So I started working on a sketch today that links two ideas, and the combination is surprising.
On the one hand we have O’Regan and Noe’s take on sensorimotor correspondences. This is actually not far from a lot of Gibsonian work within Ecological Psychology. The basic idea is that in perceiving, we are skillfully engaging with the world, and that practiced and tuned action gives rise to a corresponding characteristic change in the sensory array. Gibsonians would say this is the basis of direct perception. Enaction-heads would say this is skillful coping, or some such.

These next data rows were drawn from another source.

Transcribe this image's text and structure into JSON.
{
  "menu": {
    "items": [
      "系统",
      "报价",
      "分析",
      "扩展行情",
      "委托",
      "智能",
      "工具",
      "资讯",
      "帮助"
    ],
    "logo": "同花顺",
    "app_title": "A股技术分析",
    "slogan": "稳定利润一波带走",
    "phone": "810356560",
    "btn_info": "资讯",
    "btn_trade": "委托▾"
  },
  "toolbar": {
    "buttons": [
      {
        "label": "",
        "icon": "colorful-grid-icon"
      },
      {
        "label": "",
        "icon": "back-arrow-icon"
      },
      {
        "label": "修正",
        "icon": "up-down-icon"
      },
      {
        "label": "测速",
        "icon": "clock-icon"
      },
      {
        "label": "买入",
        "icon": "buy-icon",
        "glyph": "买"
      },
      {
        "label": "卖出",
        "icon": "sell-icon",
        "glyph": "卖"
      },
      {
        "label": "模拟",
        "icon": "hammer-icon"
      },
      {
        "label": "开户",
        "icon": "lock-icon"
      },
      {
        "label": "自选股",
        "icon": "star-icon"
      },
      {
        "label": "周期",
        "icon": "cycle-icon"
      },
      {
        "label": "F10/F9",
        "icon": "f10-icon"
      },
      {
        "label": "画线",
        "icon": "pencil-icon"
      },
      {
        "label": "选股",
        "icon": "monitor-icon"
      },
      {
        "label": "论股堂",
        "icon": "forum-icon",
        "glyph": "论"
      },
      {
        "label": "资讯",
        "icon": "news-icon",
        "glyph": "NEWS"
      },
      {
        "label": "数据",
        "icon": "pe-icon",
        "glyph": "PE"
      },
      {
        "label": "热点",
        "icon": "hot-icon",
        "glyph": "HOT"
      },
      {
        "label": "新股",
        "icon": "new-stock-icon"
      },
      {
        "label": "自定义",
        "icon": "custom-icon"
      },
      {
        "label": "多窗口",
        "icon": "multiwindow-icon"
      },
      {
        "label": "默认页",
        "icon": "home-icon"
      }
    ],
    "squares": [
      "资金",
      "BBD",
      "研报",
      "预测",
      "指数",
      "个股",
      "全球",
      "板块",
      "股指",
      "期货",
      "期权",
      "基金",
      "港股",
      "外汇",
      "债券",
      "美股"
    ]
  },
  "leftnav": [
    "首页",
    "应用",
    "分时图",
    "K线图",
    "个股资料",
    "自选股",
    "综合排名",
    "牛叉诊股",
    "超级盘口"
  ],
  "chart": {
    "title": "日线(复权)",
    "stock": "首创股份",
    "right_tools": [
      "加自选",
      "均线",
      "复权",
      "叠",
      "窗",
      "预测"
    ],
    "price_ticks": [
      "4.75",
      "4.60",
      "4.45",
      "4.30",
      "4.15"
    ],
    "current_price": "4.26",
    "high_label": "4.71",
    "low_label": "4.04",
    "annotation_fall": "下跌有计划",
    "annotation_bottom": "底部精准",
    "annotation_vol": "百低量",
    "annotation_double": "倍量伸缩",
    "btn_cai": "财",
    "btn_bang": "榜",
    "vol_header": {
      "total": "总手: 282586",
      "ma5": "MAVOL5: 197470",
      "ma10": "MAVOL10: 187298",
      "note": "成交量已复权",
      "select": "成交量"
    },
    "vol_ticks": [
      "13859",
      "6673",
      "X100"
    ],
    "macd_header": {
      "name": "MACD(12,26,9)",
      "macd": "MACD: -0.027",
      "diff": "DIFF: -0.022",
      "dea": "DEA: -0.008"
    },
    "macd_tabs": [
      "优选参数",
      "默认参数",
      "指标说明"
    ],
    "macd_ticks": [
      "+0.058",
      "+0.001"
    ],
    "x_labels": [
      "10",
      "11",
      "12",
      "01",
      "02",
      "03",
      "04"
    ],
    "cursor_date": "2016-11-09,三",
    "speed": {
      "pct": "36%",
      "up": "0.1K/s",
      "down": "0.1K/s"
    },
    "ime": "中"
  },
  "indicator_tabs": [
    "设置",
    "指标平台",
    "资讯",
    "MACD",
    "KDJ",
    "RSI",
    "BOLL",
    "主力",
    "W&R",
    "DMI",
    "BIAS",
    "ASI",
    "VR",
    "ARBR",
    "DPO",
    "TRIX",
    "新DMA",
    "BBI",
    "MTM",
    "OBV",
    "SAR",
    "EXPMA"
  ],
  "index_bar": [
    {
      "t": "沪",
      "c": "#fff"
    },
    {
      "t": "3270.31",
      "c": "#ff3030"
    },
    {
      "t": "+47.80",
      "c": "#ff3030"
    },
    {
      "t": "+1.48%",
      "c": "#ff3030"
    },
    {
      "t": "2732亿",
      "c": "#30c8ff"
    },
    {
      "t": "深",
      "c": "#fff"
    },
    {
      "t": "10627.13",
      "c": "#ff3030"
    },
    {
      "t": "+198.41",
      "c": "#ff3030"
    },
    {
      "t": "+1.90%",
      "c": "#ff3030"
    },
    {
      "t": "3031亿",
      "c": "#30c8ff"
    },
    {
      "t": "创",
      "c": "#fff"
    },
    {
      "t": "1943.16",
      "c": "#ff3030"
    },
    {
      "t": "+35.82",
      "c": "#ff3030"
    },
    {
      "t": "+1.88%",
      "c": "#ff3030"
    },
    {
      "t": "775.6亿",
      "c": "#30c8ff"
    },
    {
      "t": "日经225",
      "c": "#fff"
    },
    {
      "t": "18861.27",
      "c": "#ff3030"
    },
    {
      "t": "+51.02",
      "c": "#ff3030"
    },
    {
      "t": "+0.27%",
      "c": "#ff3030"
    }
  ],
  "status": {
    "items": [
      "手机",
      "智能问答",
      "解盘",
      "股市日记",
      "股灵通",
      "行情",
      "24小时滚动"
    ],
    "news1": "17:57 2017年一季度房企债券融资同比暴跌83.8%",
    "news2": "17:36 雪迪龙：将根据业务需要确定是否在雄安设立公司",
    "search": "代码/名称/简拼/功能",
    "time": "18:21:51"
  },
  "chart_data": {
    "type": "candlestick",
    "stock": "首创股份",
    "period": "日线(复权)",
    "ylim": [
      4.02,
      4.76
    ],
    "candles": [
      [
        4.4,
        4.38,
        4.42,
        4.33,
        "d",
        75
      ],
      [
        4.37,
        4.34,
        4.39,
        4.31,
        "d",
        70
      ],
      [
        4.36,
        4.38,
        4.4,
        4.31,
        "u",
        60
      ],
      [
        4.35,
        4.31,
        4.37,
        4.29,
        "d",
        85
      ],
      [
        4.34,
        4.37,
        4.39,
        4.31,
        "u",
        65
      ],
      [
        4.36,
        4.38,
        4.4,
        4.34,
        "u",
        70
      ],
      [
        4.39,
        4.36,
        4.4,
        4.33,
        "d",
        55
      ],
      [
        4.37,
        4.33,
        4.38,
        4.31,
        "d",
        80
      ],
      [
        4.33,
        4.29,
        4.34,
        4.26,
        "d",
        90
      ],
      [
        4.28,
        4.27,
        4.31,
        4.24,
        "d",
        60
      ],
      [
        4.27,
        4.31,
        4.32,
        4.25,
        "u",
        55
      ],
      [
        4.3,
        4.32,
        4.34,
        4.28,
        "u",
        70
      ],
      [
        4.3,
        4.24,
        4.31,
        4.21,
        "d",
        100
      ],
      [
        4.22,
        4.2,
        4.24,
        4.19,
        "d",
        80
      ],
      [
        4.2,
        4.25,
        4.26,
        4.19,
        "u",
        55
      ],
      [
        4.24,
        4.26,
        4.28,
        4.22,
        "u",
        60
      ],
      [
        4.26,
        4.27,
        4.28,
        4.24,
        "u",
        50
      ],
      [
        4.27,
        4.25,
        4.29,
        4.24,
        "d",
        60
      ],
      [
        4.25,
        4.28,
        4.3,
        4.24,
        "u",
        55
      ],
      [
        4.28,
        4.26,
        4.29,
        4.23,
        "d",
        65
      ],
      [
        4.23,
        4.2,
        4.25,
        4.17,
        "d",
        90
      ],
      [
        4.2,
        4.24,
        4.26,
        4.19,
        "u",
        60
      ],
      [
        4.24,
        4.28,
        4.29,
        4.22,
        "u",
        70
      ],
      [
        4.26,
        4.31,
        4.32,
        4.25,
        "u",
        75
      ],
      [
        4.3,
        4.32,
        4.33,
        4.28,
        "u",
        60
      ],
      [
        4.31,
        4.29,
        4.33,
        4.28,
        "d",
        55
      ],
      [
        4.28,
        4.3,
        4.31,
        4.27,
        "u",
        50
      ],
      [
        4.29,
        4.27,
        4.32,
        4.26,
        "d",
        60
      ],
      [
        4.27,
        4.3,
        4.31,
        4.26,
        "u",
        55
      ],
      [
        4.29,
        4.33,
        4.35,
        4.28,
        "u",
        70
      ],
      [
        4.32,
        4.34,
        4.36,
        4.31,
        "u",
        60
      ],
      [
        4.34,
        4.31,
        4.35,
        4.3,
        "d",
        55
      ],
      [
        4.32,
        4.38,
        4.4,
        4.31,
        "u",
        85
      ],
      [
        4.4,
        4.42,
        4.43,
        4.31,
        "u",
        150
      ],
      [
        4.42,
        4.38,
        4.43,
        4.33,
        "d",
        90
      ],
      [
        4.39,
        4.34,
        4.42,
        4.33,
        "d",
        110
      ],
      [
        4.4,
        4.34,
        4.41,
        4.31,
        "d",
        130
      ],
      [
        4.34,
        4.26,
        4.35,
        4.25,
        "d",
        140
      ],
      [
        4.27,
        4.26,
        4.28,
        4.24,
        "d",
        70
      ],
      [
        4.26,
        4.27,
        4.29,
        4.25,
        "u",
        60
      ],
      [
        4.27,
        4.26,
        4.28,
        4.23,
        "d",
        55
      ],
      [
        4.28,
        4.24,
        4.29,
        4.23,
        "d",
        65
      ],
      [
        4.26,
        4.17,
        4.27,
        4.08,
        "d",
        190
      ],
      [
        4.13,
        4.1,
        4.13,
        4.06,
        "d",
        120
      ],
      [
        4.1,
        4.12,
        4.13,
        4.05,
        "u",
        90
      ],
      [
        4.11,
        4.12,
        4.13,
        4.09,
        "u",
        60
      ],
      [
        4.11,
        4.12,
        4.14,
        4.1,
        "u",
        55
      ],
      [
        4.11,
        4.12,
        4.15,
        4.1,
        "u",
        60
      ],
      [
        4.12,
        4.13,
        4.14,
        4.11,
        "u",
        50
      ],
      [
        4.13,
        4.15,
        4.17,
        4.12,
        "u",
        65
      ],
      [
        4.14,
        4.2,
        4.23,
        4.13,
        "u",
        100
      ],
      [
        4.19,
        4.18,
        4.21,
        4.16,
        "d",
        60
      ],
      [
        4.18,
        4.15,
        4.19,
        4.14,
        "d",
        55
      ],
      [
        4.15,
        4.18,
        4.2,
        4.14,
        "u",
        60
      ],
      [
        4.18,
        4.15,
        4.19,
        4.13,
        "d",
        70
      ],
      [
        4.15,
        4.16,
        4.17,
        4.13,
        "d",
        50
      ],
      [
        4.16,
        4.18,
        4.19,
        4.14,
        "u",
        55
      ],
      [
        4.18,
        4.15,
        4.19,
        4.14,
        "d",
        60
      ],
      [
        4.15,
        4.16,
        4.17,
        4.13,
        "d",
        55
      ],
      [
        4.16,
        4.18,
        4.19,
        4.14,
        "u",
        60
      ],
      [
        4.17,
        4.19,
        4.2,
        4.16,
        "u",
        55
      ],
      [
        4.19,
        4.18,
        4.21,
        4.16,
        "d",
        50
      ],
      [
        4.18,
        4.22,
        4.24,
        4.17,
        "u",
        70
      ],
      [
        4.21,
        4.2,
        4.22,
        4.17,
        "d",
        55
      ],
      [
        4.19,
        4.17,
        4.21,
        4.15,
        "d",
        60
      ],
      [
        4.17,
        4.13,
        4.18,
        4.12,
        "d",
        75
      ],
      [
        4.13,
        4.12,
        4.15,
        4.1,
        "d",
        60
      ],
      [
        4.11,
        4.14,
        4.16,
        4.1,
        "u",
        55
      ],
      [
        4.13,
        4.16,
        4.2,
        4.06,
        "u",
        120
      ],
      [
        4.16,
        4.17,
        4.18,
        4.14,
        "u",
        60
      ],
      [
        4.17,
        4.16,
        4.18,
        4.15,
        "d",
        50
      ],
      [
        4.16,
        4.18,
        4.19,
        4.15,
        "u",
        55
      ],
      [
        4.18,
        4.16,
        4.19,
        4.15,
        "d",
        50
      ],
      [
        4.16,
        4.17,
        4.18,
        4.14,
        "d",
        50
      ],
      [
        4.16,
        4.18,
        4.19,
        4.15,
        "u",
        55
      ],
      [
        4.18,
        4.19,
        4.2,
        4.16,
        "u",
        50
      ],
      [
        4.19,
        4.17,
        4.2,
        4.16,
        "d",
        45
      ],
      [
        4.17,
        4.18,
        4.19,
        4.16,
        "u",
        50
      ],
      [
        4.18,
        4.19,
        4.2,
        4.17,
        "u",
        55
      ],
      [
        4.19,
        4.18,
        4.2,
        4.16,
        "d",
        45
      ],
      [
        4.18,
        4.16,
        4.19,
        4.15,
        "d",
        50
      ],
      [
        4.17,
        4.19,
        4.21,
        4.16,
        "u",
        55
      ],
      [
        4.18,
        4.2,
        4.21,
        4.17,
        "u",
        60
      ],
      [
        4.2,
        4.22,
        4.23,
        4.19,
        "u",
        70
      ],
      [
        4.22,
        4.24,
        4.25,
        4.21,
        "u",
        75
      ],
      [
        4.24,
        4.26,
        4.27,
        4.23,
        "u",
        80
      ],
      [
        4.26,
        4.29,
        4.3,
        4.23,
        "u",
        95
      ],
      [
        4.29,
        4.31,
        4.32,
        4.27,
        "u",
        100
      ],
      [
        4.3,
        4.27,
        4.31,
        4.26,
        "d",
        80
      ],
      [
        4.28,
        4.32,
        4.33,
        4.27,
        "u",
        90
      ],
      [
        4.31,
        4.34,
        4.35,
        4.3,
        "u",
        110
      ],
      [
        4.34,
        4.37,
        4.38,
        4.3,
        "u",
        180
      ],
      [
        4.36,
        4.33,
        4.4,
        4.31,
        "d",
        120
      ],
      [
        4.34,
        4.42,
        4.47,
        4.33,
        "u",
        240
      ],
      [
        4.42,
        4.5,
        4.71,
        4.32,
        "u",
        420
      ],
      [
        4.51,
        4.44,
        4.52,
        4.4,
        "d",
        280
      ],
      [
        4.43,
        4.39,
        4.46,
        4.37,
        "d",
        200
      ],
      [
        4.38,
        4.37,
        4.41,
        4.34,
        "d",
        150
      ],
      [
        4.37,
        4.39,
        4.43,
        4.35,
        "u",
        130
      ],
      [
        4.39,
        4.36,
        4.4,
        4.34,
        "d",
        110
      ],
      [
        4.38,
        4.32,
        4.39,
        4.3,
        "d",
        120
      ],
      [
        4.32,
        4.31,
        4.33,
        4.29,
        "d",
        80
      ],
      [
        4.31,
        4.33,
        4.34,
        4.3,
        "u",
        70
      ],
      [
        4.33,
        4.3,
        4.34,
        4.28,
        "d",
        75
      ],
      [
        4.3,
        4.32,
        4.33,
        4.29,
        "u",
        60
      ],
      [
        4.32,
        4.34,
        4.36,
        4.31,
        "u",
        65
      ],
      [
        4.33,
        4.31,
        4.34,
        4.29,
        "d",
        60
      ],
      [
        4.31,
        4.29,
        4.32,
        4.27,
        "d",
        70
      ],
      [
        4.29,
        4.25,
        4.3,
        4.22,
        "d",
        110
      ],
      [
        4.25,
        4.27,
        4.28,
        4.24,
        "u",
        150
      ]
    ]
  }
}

On the other hand, we have the peculiar issue of sensorimotor synchronization, perhaps best illustrated by a group of people dancing or beating drums together. In the scientific literature, this has withered to a laboratory situation in which people tap in time to a metronome. (The horror, the horror.) This is a singularly human achievement, the very odd animal counterexample notwithstanding (yes, Snowball, I’m looking at you and the Gelada baboons). A fuller account of the basis for sensorimotor synchronization would help us enormously. It may underpin a burgeoning theory of memes; it speaks to Gibson’s intuition that the nervous system displays resonant properties; it fits with a range of specific situations, from air guitar to stuttering. All can be described, in some fuzzy essence, with a conceptually simple model in which two processes enter into a coupled form of synergy which looks like resonance within and among coupled systems with many degrees of freedom.